Bucolic whine of the cordless drills, could life ever be better? Dove in on this one, check it out.
Some boots have a hollowed out area in the heel where it’s easy to nut the end of a bolt inserted through the rear tech fittings. In my experiments an 8-32 x 1 inch machine screw nested perfectly into the tech fitting, but unless sourced from the best quality supplier seemed a bit thin for truly beefing things. Instead, I used a 10-24 x 1 inch, and after installation I filed the head down nearly flush with the fitting. This removes the zinc coating, so when you’re done spray or paint the filed areas with a bit of lacquer and watch for rust during service. When doing the final install, everything should be bedded in a strong epoxy such as JB to seal against moisture and prevent micro-movement.
To fit the 8-32 screw through the fitting, it was necessary to ream the hole a small amount. I did so to the point of still having a tight fit that required threading the screw through the hole, rather than easily pushing it. Idea is that all gaps and tolerances in this project need to be minimal. Be advised that the tech heel fitting is hardened steel, you can’t just pop a cheapo drill bit through the hole. I reamed by using a tight fitting drill bit and angling the bit while spinning.
As for drilling the hole in the boot, this was drilled tight. I then threaded in the bolt and over-tightened so it stripped and turned to accept the nut. That way the hole was the most minimal diameter possible. Driving or pressing the bolt through the hole for a press-fit could be an even better option. Whatever you do, again, the goal is zero possibility of movement.
Again, epoxy should be applied to all surfaces to lock threads, prevent micro-movement, and seal against hidden corrosion. Use common sense and experience to apply correct torque to the screw and nut.
Note that using an 8-32 screw results in a smaller hole bored in the boot, and sits nicely flush in the fitting counter-sink. For average skiers this could be a better size bolt for the mod. This especially true considering the main purpose of this project is to get rid of the stock screw which numerous reports indicate loosens or breaks. I used the larger 10/24 in this how-to to show the maximum way this mod could be configured. In the end, anything is better than what is essentially the thin un-locked wood screw that holds most boot heel tech fittings. My seat-of-pants engineering sense tells me to use regular hardware store (around grade 3) hardness fasteners for this mod, as they’ll be more resistant to fatigue cracking than hardened fasteners. That is just an assumption, perhaps using hardened fasteners would be better. Corrosion is probably a bigger issue, though hardware store fasteners may be unreliable in terms of steel quality. Seal everything well.

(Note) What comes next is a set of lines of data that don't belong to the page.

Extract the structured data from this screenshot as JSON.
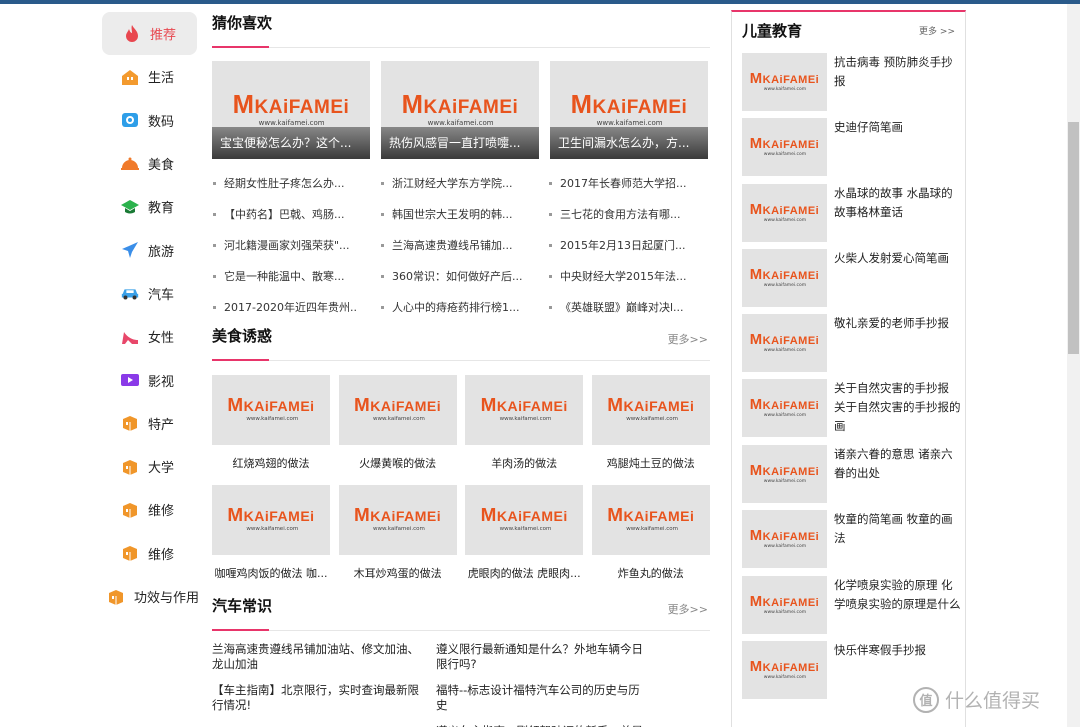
{
  "sidebar": {
    "items": [
      {
        "label": "推荐",
        "icon": "flame-icon",
        "color": "#e8474f"
      },
      {
        "label": "生活",
        "icon": "home-icon",
        "color": "#f39a2e"
      },
      {
        "label": "数码",
        "icon": "camera-icon",
        "color": "#2e9ee8"
      },
      {
        "label": "美食",
        "icon": "food-cover-icon",
        "color": "#f07a2a"
      },
      {
        "label": "教育",
        "icon": "graduation-cap-icon",
        "color": "#2bb24c"
      },
      {
        "label": "旅游",
        "icon": "airplane-icon",
        "color": "#3a8ee8"
      },
      {
        "label": "汽车",
        "icon": "car-icon",
        "color": "#3aa0e8"
      },
      {
        "label": "女性",
        "icon": "high-heel-icon",
        "color": "#e8476a"
      },
      {
        "label": "影视",
        "icon": "video-icon",
        "color": "#8a3ae8"
      },
      {
        "label": "特产",
        "icon": "box-icon",
        "color": "#f0962a"
      },
      {
        "label": "大学",
        "icon": "box-icon",
        "color": "#f0962a"
      },
      {
        "label": "维修",
        "icon": "box-icon",
        "color": "#f0962a"
      },
      {
        "label": "维修",
        "icon": "box-icon",
        "color": "#f0962a"
      },
      {
        "label": "功效与作用",
        "icon": "box-icon",
        "color": "#f0962a"
      }
    ]
  },
  "logo": {
    "letter": "M",
    "rest": "KAiFAMEi",
    "url": "www.kaifamei.com"
  },
  "recommend": {
    "title": "猜你喜欢",
    "cards": [
      {
        "caption": "宝宝便秘怎么办？这个..."
      },
      {
        "caption": "热伤风感冒一直打喷嚏..."
      },
      {
        "caption": "卫生间漏水怎么办，方..."
      }
    ],
    "lists": [
      [
        "经期女性肚子疼怎么办...",
        "【中药名】巴戟、鸡肠...",
        "河北籍漫画家刘强荣获\"...",
        "它是一种能温中、散寒...",
        "2017-2020年近四年贵州..."
      ],
      [
        "浙江财经大学东方学院...",
        "韩国世宗大王发明的韩...",
        "兰海高速贵遵线吊铺加...",
        "360常识：如何做好产后...",
        "人心中的痔疮药排行榜1..."
      ],
      [
        "2017年长春师范大学招...",
        "三七花的食用方法有哪...",
        "2015年2月13日起厦门...",
        "中央财经大学2015年法...",
        "《英雄联盟》巅峰对决l..."
      ]
    ]
  },
  "food": {
    "title": "美食诱惑",
    "more": "更多>>",
    "items": [
      "红烧鸡翅的做法",
      "火爆黄喉的做法",
      "羊肉汤的做法",
      "鸡腿炖土豆的做法",
      "咖喱鸡肉饭的做法 咖...",
      "木耳炒鸡蛋的做法",
      "虎眼肉的做法 虎眼肉...",
      "炸鱼丸的做法"
    ]
  },
  "car": {
    "title": "汽车常识",
    "more": "更多>>",
    "items": [
      "兰海高速贵遵线吊铺加油站、修文加油、龙山加油",
      "遵义限行最新通知是什么？外地车辆今日限行吗?",
      "【车主指南】北京限行，实时查询最新限行情况!",
      "福特--标志设计福特汽车公司的历史与历史",
      "",
      "遵义车主指南：刚领驾驶证的新手，总是疑"
    ]
  },
  "right": {
    "title": "儿童教育",
    "more": "更多 >>",
    "items": [
      "抗击病毒 预防肺炎手抄报",
      "史迪仔简笔画",
      "水晶球的故事 水晶球的故事格林童话",
      "火柴人发射爱心简笔画",
      "敬礼亲爱的老师手抄报",
      "关于自然灾害的手抄报 关于自然灾害的手抄报的画",
      "诸亲六眷的意思 诸亲六眷的出处",
      "牧童的简笔画 牧童的画法",
      "化学喷泉实验的原理 化学喷泉实验的原理是什么",
      "快乐伴寒假手抄报"
    ]
  },
  "watermark": {
    "badge": "值",
    "text": "什么值得买"
  },
  "colors": {
    "accent": "#e8356a",
    "brand": "#e8541d",
    "topbar": "#2a5a8a"
  }
}
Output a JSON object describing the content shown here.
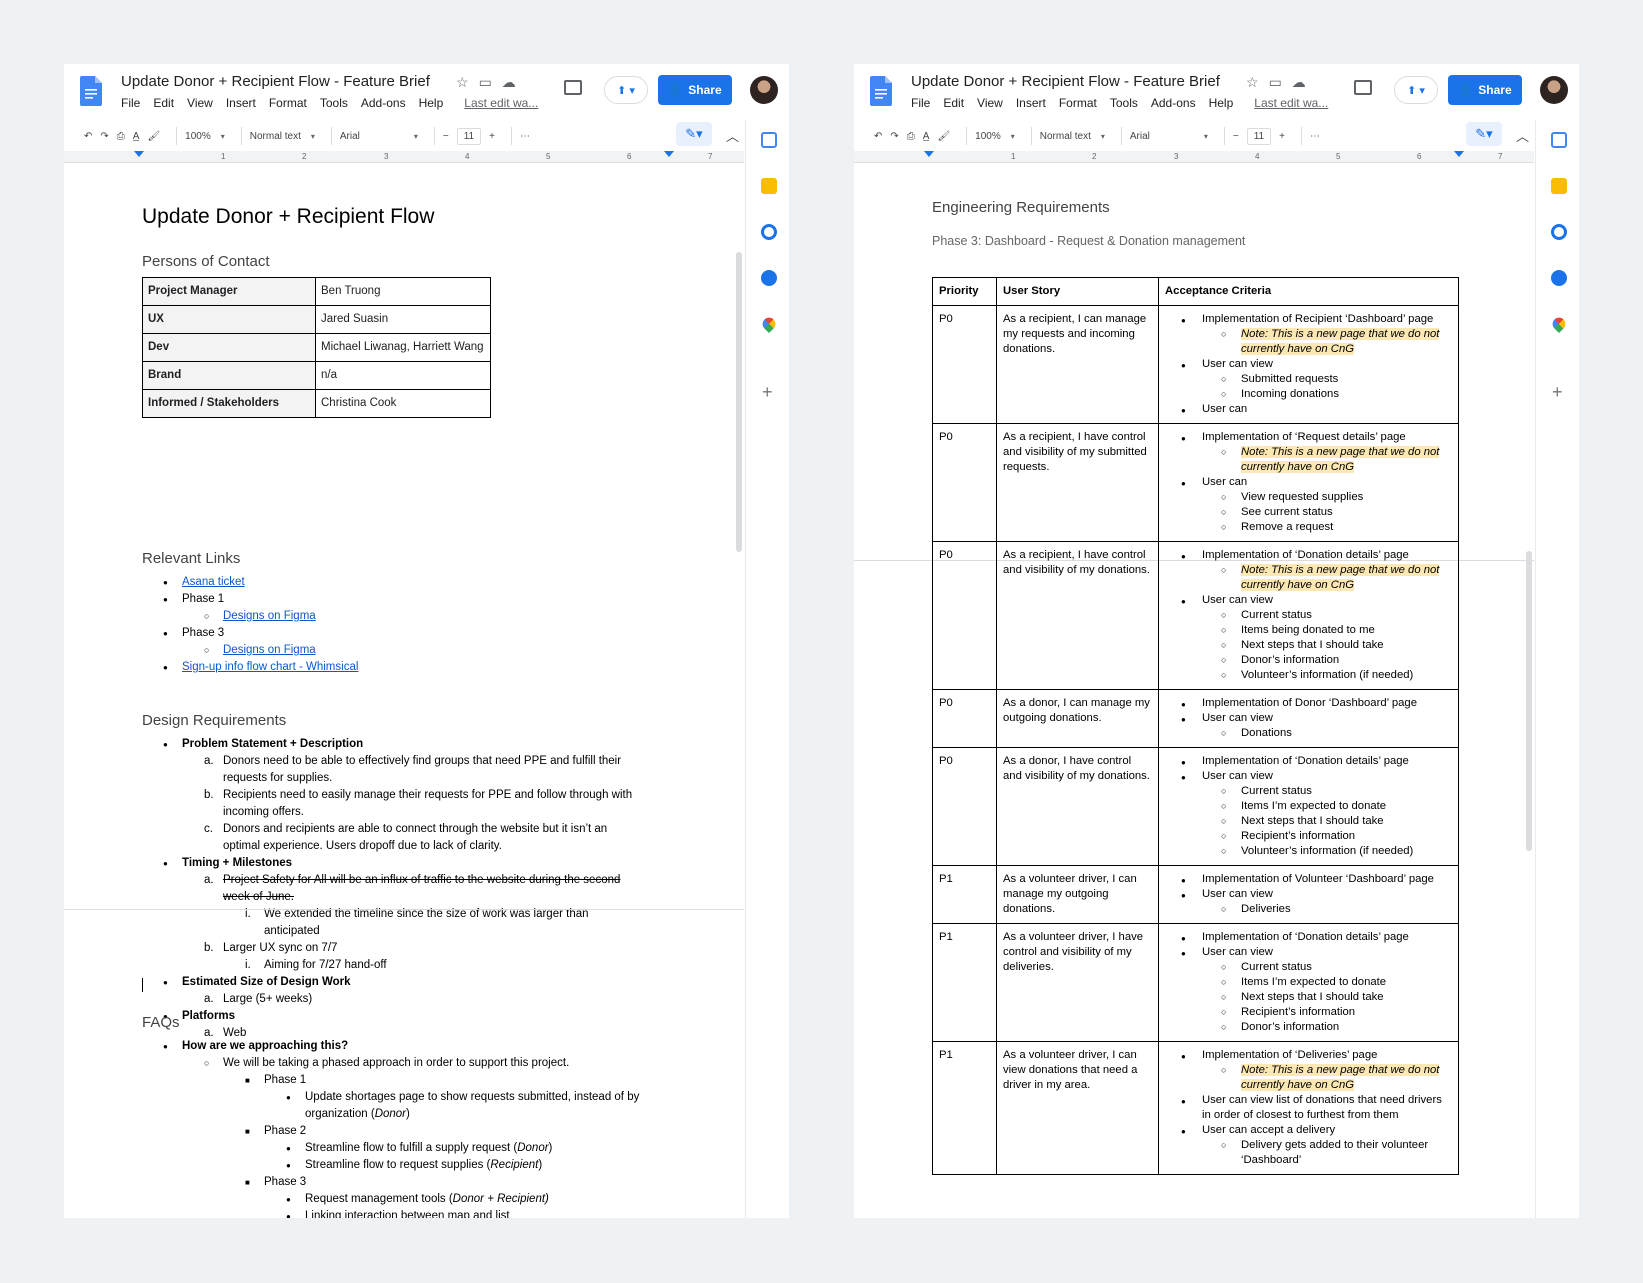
{
  "left": {
    "title": "Update Donor + Recipient Flow - Feature Brief",
    "menus": [
      "File",
      "Edit",
      "View",
      "Insert",
      "Format",
      "Tools",
      "Add-ons",
      "Help"
    ],
    "last_edit": "Last edit wa...",
    "share_label": "Share",
    "toolbar": {
      "zoom": "100%",
      "style": "Normal text",
      "font": "Arial",
      "size": "11"
    },
    "ruler": [
      "1",
      "2",
      "3",
      "4",
      "5",
      "6",
      "7"
    ],
    "doc": {
      "heading": "Update Donor + Recipient Flow",
      "contact_heading": "Persons of Contact",
      "contacts": [
        {
          "role": "Project Manager",
          "name": "Ben Truong"
        },
        {
          "role": "UX",
          "name": "Jared Suasin"
        },
        {
          "role": "Dev",
          "name": "Michael Liwanag, Harriett Wang"
        },
        {
          "role": "Brand",
          "name": "n/a"
        },
        {
          "role": "Informed / Stakeholders",
          "name": "Christina Cook"
        }
      ],
      "links_heading": "Relevant Links",
      "links": {
        "asana": "Asana ticket",
        "phase1": "Phase 1",
        "figma1": "Designs on Figma",
        "phase3": "Phase 3",
        "figma3": "Designs on Figma",
        "whimsical": "Sign-up info flow chart - Whimsical"
      },
      "design_heading": "Design Requirements",
      "design": {
        "problem": "Problem Statement + Description",
        "a1": "Donors need to be able to effectively find groups that need PPE and fulfill their",
        "a2": "requests for supplies.",
        "b1": "Recipients need to easily manage their requests for PPE and follow through with",
        "b2": "incoming offers.",
        "c1": "Donors and recipients are able to connect through the website but it isn’t an",
        "c2": "optimal experience. Users dropoff due to lack of clarity.",
        "timing": "Timing + Milestones",
        "t_a1": "Project Safety for All will be an influx of traffic to the website during the second",
        "t_a2": "week of June.",
        "t_i1": "We extended the timeline since the size of work was larger than",
        "t_i2": "anticipated",
        "t_b": "Larger UX sync on 7/7",
        "t_bi": "Aiming for 7/27 hand-off",
        "size": "Estimated Size of Design Work",
        "size_a": "Large (5+ weeks)",
        "platforms": "Platforms",
        "platforms_a": "Web"
      },
      "faq_heading": "FAQs",
      "faq": {
        "q1": "How are we approaching this?",
        "a1": "We will be taking a phased approach in order to support this project.",
        "p1": "Phase 1",
        "p1a1": "Update shortages page to show requests submitted, instead of by",
        "p1a2_pre": "organization (",
        "p1a2_em": "Donor",
        "p1a2_post": ")",
        "p2": "Phase 2",
        "p2a_pre": "Streamline flow to fulfill a supply request (",
        "p2a_em": "Donor",
        "p2b_pre": "Streamline flow to request supplies (",
        "p2b_em": "Recipient",
        "p3": "Phase 3",
        "p3a_pre": "Request management tools (",
        "p3a_em": "Donor + Recipient)",
        "p3b": "Linking interaction between map and list",
        "close_paren": ")"
      }
    }
  },
  "right": {
    "title": "Update Donor + Recipient Flow - Feature Brief",
    "menus": [
      "File",
      "Edit",
      "View",
      "Insert",
      "Format",
      "Tools",
      "Add-ons",
      "Help"
    ],
    "last_edit": "Last edit wa...",
    "share_label": "Share",
    "toolbar": {
      "zoom": "100%",
      "style": "Normal text",
      "font": "Arial",
      "size": "11"
    },
    "ruler": [
      "1",
      "2",
      "3",
      "4",
      "5",
      "6",
      "7"
    ],
    "doc": {
      "heading": "Engineering Requirements",
      "subheading": "Phase 3: Dashboard - Request & Donation management",
      "columns": [
        "Priority",
        "User Story",
        "Acceptance Criteria"
      ],
      "rows": [
        {
          "priority": "P0",
          "story": "As a recipient, I can manage my requests and incoming donations.",
          "criteria": [
            [
              "l1",
              "Implementation of Recipient ‘Dashboard’ page"
            ],
            [
              "hl",
              "Note: This is a new page that we do not currently have on CnG"
            ],
            [
              "l1",
              "User can view"
            ],
            [
              "l2",
              "Submitted requests"
            ],
            [
              "l2",
              "Incoming donations"
            ],
            [
              "l1",
              "User can"
            ]
          ]
        },
        {
          "priority": "P0",
          "story": "As a recipient, I have control and visibility of my submitted requests.",
          "criteria": [
            [
              "l1",
              "Implementation of ‘Request details’ page"
            ],
            [
              "hl",
              "Note: This is a new page that we do not currently have on CnG"
            ],
            [
              "l1",
              "User can"
            ],
            [
              "l2",
              "View requested supplies"
            ],
            [
              "l2",
              "See current status"
            ],
            [
              "l2",
              "Remove a request"
            ]
          ]
        },
        {
          "priority": "P0",
          "story": "As a recipient, I have control and visibility of my donations.",
          "criteria": [
            [
              "l1",
              "Implementation of ‘Donation details’ page"
            ],
            [
              "hl",
              "Note: This is a new page that we do not currently have on CnG"
            ],
            [
              "l1",
              "User can view"
            ],
            [
              "l2",
              "Current status"
            ],
            [
              "l2",
              "Items being donated to me"
            ],
            [
              "l2",
              "Next steps that I should take"
            ],
            [
              "l2",
              "Donor’s information"
            ],
            [
              "l2",
              "Volunteer’s information (if needed)"
            ]
          ]
        },
        {
          "priority": "P0",
          "story": "As a donor, I can manage my outgoing donations.",
          "criteria": [
            [
              "l1",
              "Implementation of Donor ‘Dashboard’ page"
            ],
            [
              "l1",
              "User can view"
            ],
            [
              "l2",
              "Donations"
            ]
          ]
        },
        {
          "priority": "P0",
          "story": "As a donor, I have control and visibility of my donations.",
          "criteria": [
            [
              "l1",
              "Implementation of ‘Donation details’ page"
            ],
            [
              "l1",
              "User can view"
            ],
            [
              "l2",
              "Current status"
            ],
            [
              "l2",
              "Items I’m expected to donate"
            ],
            [
              "l2",
              "Next steps that I should take"
            ],
            [
              "l2",
              "Recipient’s information"
            ],
            [
              "l2",
              "Volunteer’s information (if needed)"
            ]
          ]
        },
        {
          "priority": "P1",
          "story": "As a volunteer driver, I can manage my outgoing donations.",
          "criteria": [
            [
              "l1",
              "Implementation of Volunteer ‘Dashboard’ page"
            ],
            [
              "l1",
              "User can view"
            ],
            [
              "l2",
              "Deliveries"
            ]
          ]
        },
        {
          "priority": "P1",
          "story": "As a volunteer driver, I have control and visibility of my deliveries.",
          "criteria": [
            [
              "l1",
              "Implementation of ‘Donation details’ page"
            ],
            [
              "l1",
              "User can view"
            ],
            [
              "l2",
              "Current status"
            ],
            [
              "l2",
              "Items I’m expected to donate"
            ],
            [
              "l2",
              "Next steps that I should take"
            ],
            [
              "l2",
              "Recipient’s information"
            ],
            [
              "l2",
              "Donor’s information"
            ]
          ]
        },
        {
          "priority": "P1",
          "story": "As a volunteer driver, I can view donations that need a driver in my area.",
          "criteria": [
            [
              "l1",
              "Implementation of ‘Deliveries’ page"
            ],
            [
              "hl",
              "Note: This is a new page that we do not currently have on CnG"
            ],
            [
              "l1",
              "User can view list of donations that need drivers in order of closest to furthest from them"
            ],
            [
              "l1",
              "User can accept a delivery"
            ],
            [
              "l2",
              "Delivery gets added to their volunteer ‘Dashboard’"
            ]
          ]
        }
      ]
    }
  },
  "colors": {
    "accent": "#1a73e8",
    "link": "#1155cc",
    "highlight": "#fce8b2",
    "background": "#eef2f5"
  }
}
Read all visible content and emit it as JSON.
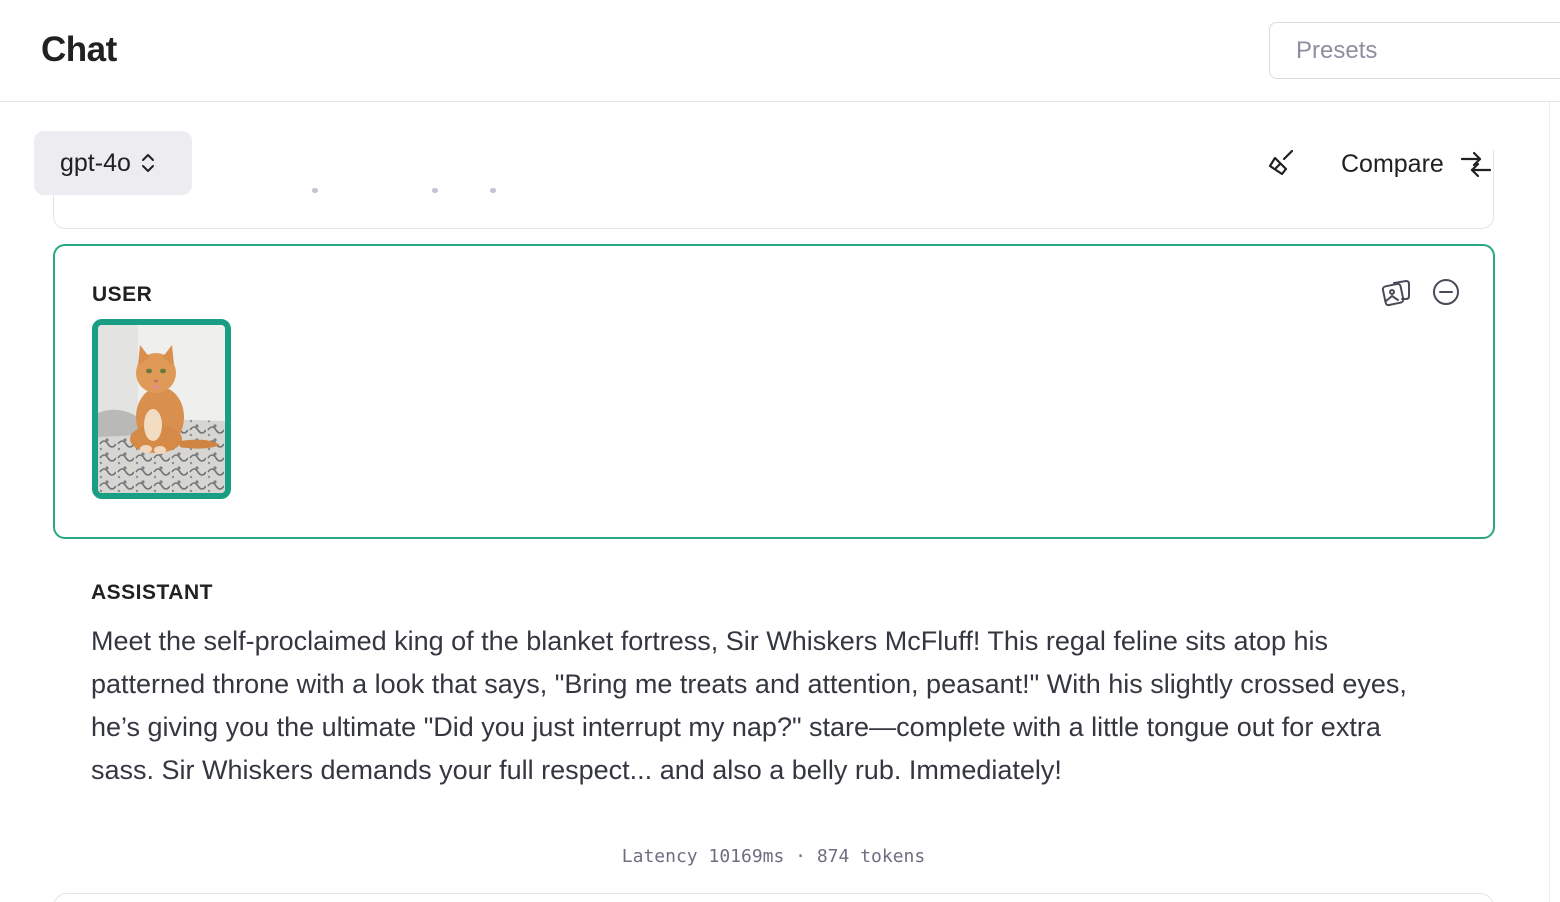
{
  "header": {
    "title": "Chat",
    "presets_placeholder": "Presets"
  },
  "toolbar": {
    "model": "gpt-4o",
    "compare_label": "Compare"
  },
  "messages": [
    {
      "role": "USER",
      "image_description_icon": "cat-photo",
      "active": true
    },
    {
      "role": "ASSISTANT",
      "text": "Meet the self-proclaimed king of the blanket fortress, Sir Whiskers McFluff! This regal feline sits atop his patterned throne with a look that says, \"Bring me treats and attention, peasant!\" With his slightly crossed eyes, he’s giving you the ultimate \"Did you just interrupt my nap?\" stare—complete with a little tongue out for extra sass. Sir Whiskers demands your full respect... and also a belly rub. Immediately!"
    }
  ],
  "stats": {
    "text": "Latency 10169ms · 874 tokens"
  },
  "colors": {
    "accent": "#10a37f",
    "selected_border": "#2aa883",
    "muted_bg": "#ececf1"
  },
  "icons": {
    "model_chevron": "chevron-up-down-icon",
    "clear": "broom-icon",
    "compare": "compare-arrows-icon",
    "image": "add-image-icon",
    "remove": "minus-circle-icon"
  }
}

If you’re considering this mod after you’ve sheared off the stock screw, your first challenge will be getting the broken screw out of the boot. WildSnow readers report that using a left hand drill bit can extract the broken screw. It’s possible you could also drive the broken screw out in the forward direction with a pin punch, since you’ll be drilling a through-hole anyway. Perhaps heat the broken screw first with the butt of a backwards inserted drill bit.
Which brands and models of boots accept this mod? Unknown, but easy to evaluate by pulling heel pad out of shell and examining the area where the bolt would seat. Installing a custom shaped washer under the nut might be a good idea for maximum strength. To re-glue heel pad in boot, use a dab of silicon caulk.
WildSnow “wax iron” difficulty rating: 3 out of a max 5 wax irons — 5 being most difficult.
If you’re concerned about your tech boot heel fittings but don’t need or desire this complex a mod, consider at least removing the tech fittings and bedding in epoxy. Check this link for that.
(Disclaimer: This is an experimental modification and has not been extensively tested for durability.)
WildSnow.com publisher emeritus and founder Lou (Louis Dawson) has a 50+ years career in climbing, backcountry skiing and ski mountaineering. He was the first person in history to ski down all 54 Colorado 14,000-foot peaks, has authored numerous books about about backcountry skiing, and has skied from the summit of Denali in Alaska, North America’s highest mountain.